→ Activity:
Exclude the images and repeat all remaining entries exactly.

* * * *

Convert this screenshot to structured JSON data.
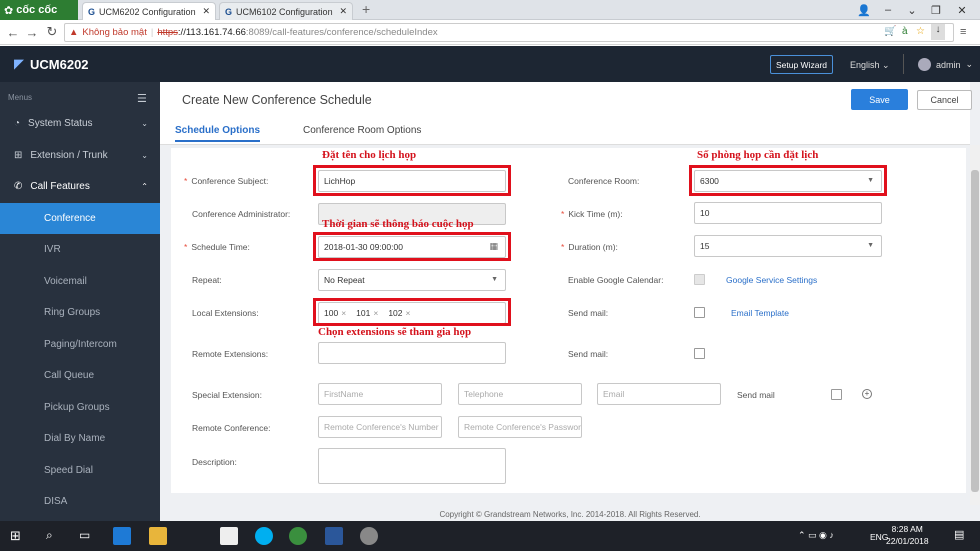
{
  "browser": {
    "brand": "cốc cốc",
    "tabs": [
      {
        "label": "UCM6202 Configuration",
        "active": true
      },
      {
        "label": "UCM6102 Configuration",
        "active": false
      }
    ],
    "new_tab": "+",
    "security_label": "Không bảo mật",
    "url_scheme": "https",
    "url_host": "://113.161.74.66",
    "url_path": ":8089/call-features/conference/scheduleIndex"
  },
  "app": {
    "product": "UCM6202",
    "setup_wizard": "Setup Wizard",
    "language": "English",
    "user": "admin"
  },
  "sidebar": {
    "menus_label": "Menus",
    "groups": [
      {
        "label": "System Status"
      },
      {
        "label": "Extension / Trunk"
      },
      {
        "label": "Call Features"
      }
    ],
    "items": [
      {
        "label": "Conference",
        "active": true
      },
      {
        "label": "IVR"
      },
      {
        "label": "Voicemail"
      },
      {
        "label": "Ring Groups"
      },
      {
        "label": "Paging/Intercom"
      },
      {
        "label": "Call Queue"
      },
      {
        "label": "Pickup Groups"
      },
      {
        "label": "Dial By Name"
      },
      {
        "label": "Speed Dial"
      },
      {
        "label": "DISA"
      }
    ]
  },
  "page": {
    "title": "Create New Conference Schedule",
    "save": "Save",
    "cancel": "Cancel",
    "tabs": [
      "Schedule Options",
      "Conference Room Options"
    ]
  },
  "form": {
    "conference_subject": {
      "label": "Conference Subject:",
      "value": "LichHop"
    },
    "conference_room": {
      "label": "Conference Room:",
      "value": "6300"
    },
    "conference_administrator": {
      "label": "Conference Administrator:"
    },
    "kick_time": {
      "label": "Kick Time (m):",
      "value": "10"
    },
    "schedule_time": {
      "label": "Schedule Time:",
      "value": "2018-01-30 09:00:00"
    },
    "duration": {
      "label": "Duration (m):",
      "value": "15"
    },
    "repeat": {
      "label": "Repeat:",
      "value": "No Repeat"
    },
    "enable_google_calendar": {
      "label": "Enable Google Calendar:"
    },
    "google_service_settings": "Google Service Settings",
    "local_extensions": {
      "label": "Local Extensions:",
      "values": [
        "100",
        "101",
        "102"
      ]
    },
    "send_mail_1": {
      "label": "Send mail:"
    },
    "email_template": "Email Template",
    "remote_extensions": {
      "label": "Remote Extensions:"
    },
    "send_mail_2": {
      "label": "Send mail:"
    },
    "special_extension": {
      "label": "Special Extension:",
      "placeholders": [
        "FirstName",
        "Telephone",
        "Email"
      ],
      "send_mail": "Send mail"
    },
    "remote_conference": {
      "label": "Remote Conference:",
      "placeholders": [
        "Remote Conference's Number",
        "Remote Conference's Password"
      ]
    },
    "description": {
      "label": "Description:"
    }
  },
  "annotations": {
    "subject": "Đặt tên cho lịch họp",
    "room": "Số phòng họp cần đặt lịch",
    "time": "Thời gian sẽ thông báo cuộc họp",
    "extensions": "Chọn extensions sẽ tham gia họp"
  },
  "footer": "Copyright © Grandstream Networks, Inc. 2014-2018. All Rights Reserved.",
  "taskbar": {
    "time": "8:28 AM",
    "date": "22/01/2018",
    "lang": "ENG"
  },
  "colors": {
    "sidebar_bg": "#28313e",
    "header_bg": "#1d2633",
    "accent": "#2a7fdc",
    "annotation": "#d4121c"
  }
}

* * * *

→ Solution for this problem:
Convert this screenshot to structured JSON data.
{
  "browser": {
    "brand": "cốc cốc",
    "tabs": [
      {
        "label": "UCM6202 Configuration",
        "active": true
      },
      {
        "label": "UCM6102 Configuration",
        "active": false
      }
    ],
    "new_tab": "+",
    "security_label": "Không bảo mật",
    "url_scheme": "https",
    "url_host": "://113.161.74.66",
    "url_path": ":8089/call-features/conference/scheduleIndex"
  },
  "app": {
    "product": "UCM6202",
    "setup_wizard": "Setup Wizard",
    "language": "English",
    "user": "admin"
  },
  "sidebar": {
    "menus_label": "Menus",
    "groups": [
      {
        "label": "System Status"
      },
      {
        "label": "Extension / Trunk"
      },
      {
        "label": "Call Features"
      }
    ],
    "items": [
      {
        "label": "Conference",
        "active": true
      },
      {
        "label": "IVR"
      },
      {
        "label": "Voicemail"
      },
      {
        "label": "Ring Groups"
      },
      {
        "label": "Paging/Intercom"
      },
      {
        "label": "Call Queue"
      },
      {
        "label": "Pickup Groups"
      },
      {
        "label": "Dial By Name"
      },
      {
        "label": "Speed Dial"
      },
      {
        "label": "DISA"
      }
    ]
  },
  "page": {
    "title": "Create New Conference Schedule",
    "save": "Save",
    "cancel": "Cancel",
    "tabs": [
      "Schedule Options",
      "Conference Room Options"
    ]
  },
  "form": {
    "conference_subject": {
      "label": "Conference Subject:",
      "value": "LichHop"
    },
    "conference_room": {
      "label": "Conference Room:",
      "value": "6300"
    },
    "conference_administrator": {
      "label": "Conference Administrator:"
    },
    "kick_time": {
      "label": "Kick Time (m):",
      "value": "10"
    },
    "schedule_time": {
      "label": "Schedule Time:",
      "value": "2018-01-30 09:00:00"
    },
    "duration": {
      "label": "Duration (m):",
      "value": "15"
    },
    "repeat": {
      "label": "Repeat:",
      "value": "No Repeat"
    },
    "enable_google_calendar": {
      "label": "Enable Google Calendar:"
    },
    "google_service_settings": "Google Service Settings",
    "local_extensions": {
      "label": "Local Extensions:",
      "values": [
        "100",
        "101",
        "102"
      ]
    },
    "send_mail_1": {
      "label": "Send mail:"
    },
    "email_template": "Email Template",
    "remote_extensions": {
      "label": "Remote Extensions:"
    },
    "send_mail_2": {
      "label": "Send mail:"
    },
    "special_extension": {
      "label": "Special Extension:",
      "placeholders": [
        "FirstName",
        "Telephone",
        "Email"
      ],
      "send_mail": "Send mail"
    },
    "remote_conference": {
      "label": "Remote Conference:",
      "placeholders": [
        "Remote Conference's Number",
        "Remote Conference's Password"
      ]
    },
    "description": {
      "label": "Description:"
    }
  },
  "annotations": {
    "subject": "Đặt tên cho lịch họp",
    "room": "Số phòng họp cần đặt lịch",
    "time": "Thời gian sẽ thông báo cuộc họp",
    "extensions": "Chọn extensions sẽ tham gia họp"
  },
  "footer": "Copyright © Grandstream Networks, Inc. 2014-2018. All Rights Reserved.",
  "taskbar": {
    "time": "8:28 AM",
    "date": "22/01/2018",
    "lang": "ENG"
  },
  "colors": {
    "sidebar_bg": "#28313e",
    "header_bg": "#1d2633",
    "accent": "#2a7fdc",
    "annotation": "#d4121c"
  }
}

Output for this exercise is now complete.